I came to Vienna, Austria, this week for a single purpose: to be part of something that my German teacher of 25 years ago started.
I was part of a group of students that had the opportunity to travel to German speaking countries on a school exchange programme. It was my first journey outside of the borders of South Africa, the first of many more to come. It was an event that changed my life forever.
Instead of living a life planned with specific requirements you thought you were destined to do, my life changed into a journey that included a few roller coaster rides along the way. I will never want to change it. I made many mistakes, but instead of seeing these as failures they became those necessary training lessons you need in life.
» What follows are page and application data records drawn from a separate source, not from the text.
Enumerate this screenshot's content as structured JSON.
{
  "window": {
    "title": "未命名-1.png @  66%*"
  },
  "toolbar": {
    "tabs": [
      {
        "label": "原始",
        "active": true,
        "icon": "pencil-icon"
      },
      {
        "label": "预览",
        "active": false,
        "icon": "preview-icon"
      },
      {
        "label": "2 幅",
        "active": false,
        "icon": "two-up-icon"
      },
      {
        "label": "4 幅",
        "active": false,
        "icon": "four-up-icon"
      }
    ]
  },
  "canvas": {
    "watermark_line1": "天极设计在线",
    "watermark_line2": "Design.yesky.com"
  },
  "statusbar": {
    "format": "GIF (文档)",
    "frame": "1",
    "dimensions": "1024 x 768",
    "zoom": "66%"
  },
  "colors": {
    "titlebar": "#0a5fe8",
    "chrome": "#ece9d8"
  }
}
About two years ago I was on a short stay in Vienna on my way back from a conference. While reflecting one evening on how I actually got there and still manage to speak German I decided to look up my teacher from so many years ago.
So I googled. I managed to find Alet Conradie at the Paul Roos Gymnasium in Stellenbosch, South Africa. I later learned about this tour she was planning to Vienna for her current students. I knew I had to be there. And so it happened that my usual June holiday that also includes my birthday coincided with their tour to Austria and Germany.
To get back to the original topic: I realised during the past few days how this teacher of mine still keeps on motivating her students to go so much further, think outside of the box, and to keep on exploring their worlds. She does not spoon feed them with endless instructions, but rather give them enough information, knowledge and guidance so that they can do things themselves and keep on discovering this world, each in their own unique way.
After all these years even myself still keep on learning from her. At this specific occasion two groups of students were put together - one from South Africa and one from Poland. I now also need to mention their teacher, Justyna Sobota. Even though I managed to get to know her only for about three days, she is clearly of the same calibre.
The way Alet Conradie managed to get these two groups of students to start to interact with each other demonstrated the skillfulness she continues to apply when working with diverse students. Teachers achieve so much more when they inspire students to achieve great things in life.
The way these teachers put these inspirations into real actions and make their students take those extra few steps to reach out above the rest should become the norm. Most of use just need a nudge or two that encourage us that you can do better, that you can do what you dream of.
How Alet Conradie encourage her students to be exceptional keeps on being an inspiration for everyone. This should become a blue print for other teachers on how to motivate and develop these young minds that will shape our future before it is corrupted by negative thinking and this idiotic ideology of a collective mindset that just brings everyone down in the process.
Exceptional teachers also have exceptional challenges as they always challenge the status quo in their mission to create excellence.
I challenge everyone to start to write about those teachers that are really making a difference so that the world can see and learn how important our teachers are.